- TASK DETAILS
The task calls for each record to be given again exactly.

Page and application data records:
--------------------------------------------------

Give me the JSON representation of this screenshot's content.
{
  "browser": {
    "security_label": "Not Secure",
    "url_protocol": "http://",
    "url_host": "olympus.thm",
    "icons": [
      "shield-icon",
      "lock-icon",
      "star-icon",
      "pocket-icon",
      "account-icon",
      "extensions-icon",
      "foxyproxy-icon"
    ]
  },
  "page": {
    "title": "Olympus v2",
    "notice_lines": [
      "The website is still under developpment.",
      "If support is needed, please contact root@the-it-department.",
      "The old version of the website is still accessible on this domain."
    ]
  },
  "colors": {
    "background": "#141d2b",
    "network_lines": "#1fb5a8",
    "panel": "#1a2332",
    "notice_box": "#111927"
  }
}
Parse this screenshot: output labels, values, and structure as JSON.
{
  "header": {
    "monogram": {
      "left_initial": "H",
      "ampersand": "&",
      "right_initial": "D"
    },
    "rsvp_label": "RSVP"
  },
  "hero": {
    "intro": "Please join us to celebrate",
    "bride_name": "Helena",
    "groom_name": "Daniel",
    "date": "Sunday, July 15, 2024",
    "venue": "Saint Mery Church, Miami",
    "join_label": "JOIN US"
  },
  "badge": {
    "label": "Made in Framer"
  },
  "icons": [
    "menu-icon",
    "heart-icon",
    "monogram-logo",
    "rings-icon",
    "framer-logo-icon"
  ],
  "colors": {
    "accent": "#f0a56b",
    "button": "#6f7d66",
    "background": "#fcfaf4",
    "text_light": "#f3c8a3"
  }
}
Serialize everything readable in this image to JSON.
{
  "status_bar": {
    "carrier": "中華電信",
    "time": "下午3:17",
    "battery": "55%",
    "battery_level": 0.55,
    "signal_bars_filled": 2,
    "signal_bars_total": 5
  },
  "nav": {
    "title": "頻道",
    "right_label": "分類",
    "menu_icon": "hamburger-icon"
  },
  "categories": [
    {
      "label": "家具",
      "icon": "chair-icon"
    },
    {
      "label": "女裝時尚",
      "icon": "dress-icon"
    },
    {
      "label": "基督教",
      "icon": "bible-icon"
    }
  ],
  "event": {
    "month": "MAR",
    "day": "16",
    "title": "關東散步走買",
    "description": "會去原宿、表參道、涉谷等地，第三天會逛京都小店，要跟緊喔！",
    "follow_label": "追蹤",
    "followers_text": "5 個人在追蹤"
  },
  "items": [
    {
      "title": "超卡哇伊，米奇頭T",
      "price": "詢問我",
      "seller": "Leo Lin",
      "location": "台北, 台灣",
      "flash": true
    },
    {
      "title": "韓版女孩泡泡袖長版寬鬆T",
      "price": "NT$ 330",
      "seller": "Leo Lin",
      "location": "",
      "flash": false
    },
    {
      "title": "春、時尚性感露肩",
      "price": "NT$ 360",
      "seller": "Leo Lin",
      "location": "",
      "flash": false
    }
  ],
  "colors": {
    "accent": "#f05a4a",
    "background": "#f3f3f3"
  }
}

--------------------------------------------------

- RESPONSE TO THIS EXERCISE
Give me the JSON representation of this screenshot's content.
{
  "browser": {
    "security_label": "Not Secure",
    "url_protocol": "http://",
    "url_host": "olympus.thm",
    "icons": [
      "shield-icon",
      "lock-icon",
      "star-icon",
      "pocket-icon",
      "account-icon",
      "extensions-icon",
      "foxyproxy-icon"
    ]
  },
  "page": {
    "title": "Olympus v2",
    "notice_lines": [
      "The website is still under developpment.",
      "If support is needed, please contact root@the-it-department.",
      "The old version of the website is still accessible on this domain."
    ]
  },
  "colors": {
    "background": "#141d2b",
    "network_lines": "#1fb5a8",
    "panel": "#1a2332",
    "notice_box": "#111927"
  }
}
Parse this screenshot: output labels, values, and structure as JSON.
{
  "header": {
    "monogram": {
      "left_initial": "H",
      "ampersand": "&",
      "right_initial": "D"
    },
    "rsvp_label": "RSVP"
  },
  "hero": {
    "intro": "Please join us to celebrate",
    "bride_name": "Helena",
    "groom_name": "Daniel",
    "date": "Sunday, July 15, 2024",
    "venue": "Saint Mery Church, Miami",
    "join_label": "JOIN US"
  },
  "badge": {
    "label": "Made in Framer"
  },
  "icons": [
    "menu-icon",
    "heart-icon",
    "monogram-logo",
    "rings-icon",
    "framer-logo-icon"
  ],
  "colors": {
    "accent": "#f0a56b",
    "button": "#6f7d66",
    "background": "#fcfaf4",
    "text_light": "#f3c8a3"
  }
}
Serialize everything readable in this image to JSON.
{
  "status_bar": {
    "carrier": "中華電信",
    "time": "下午3:17",
    "battery": "55%",
    "battery_level": 0.55,
    "signal_bars_filled": 2,
    "signal_bars_total": 5
  },
  "nav": {
    "title": "頻道",
    "right_label": "分類",
    "menu_icon": "hamburger-icon"
  },
  "categories": [
    {
      "label": "家具",
      "icon": "chair-icon"
    },
    {
      "label": "女裝時尚",
      "icon": "dress-icon"
    },
    {
      "label": "基督教",
      "icon": "bible-icon"
    }
  ],
  "event": {
    "month": "MAR",
    "day": "16",
    "title": "關東散步走買",
    "description": "會去原宿、表參道、涉谷等地，第三天會逛京都小店，要跟緊喔！",
    "follow_label": "追蹤",
    "followers_text": "5 個人在追蹤"
  },
  "items": [
    {
      "title": "超卡哇伊，米奇頭T",
      "price": "詢問我",
      "seller": "Leo Lin",
      "location": "台北, 台灣",
      "flash": true
    },
    {
      "title": "韓版女孩泡泡袖長版寬鬆T",
      "price": "NT$ 330",
      "seller": "Leo Lin",
      "location": "",
      "flash": false
    },
    {
      "title": "春、時尚性感露肩",
      "price": "NT$ 360",
      "seller": "Leo Lin",
      "location": "",
      "flash": false
    }
  ],
  "colors": {
    "accent": "#f05a4a",
    "background": "#f3f3f3"
  }
}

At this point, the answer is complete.